[[ DATA TO PROCESS open ]]

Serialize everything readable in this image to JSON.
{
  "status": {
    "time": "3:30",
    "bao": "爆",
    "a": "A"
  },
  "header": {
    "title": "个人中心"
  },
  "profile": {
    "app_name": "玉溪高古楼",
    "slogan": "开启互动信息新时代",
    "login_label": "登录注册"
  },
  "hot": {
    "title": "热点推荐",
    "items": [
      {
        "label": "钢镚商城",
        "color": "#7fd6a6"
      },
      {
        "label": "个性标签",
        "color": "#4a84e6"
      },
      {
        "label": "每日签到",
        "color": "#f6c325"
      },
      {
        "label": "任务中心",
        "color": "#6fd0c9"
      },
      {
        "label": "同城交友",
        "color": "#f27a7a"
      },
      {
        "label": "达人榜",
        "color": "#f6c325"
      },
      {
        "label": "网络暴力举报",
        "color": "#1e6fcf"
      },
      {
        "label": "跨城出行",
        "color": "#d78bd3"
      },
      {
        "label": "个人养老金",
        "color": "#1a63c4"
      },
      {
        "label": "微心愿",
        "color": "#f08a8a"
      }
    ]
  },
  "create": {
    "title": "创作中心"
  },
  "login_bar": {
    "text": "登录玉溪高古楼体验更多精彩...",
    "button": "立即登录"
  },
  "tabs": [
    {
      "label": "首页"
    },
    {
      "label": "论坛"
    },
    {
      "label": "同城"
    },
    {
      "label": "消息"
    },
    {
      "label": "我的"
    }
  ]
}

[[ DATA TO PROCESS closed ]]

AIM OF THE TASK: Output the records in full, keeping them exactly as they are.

RESULT OF THE TASK:
Serialize everything readable in this image to JSON.
{
  "status": {
    "time": "3:30",
    "bao": "爆",
    "a": "A"
  },
  "header": {
    "title": "个人中心"
  },
  "profile": {
    "app_name": "玉溪高古楼",
    "slogan": "开启互动信息新时代",
    "login_label": "登录注册"
  },
  "hot": {
    "title": "热点推荐",
    "items": [
      {
        "label": "钢镚商城",
        "color": "#7fd6a6"
      },
      {
        "label": "个性标签",
        "color": "#4a84e6"
      },
      {
        "label": "每日签到",
        "color": "#f6c325"
      },
      {
        "label": "任务中心",
        "color": "#6fd0c9"
      },
      {
        "label": "同城交友",
        "color": "#f27a7a"
      },
      {
        "label": "达人榜",
        "color": "#f6c325"
      },
      {
        "label": "网络暴力举报",
        "color": "#1e6fcf"
      },
      {
        "label": "跨城出行",
        "color": "#d78bd3"
      },
      {
        "label": "个人养老金",
        "color": "#1a63c4"
      },
      {
        "label": "微心愿",
        "color": "#f08a8a"
      }
    ]
  },
  "create": {
    "title": "创作中心"
  },
  "login_bar": {
    "text": "登录玉溪高古楼体验更多精彩...",
    "button": "立即登录"
  },
  "tabs": [
    {
      "label": "首页"
    },
    {
      "label": "论坛"
    },
    {
      "label": "同城"
    },
    {
      "label": "消息"
    },
    {
      "label": "我的"
    }
  ]
}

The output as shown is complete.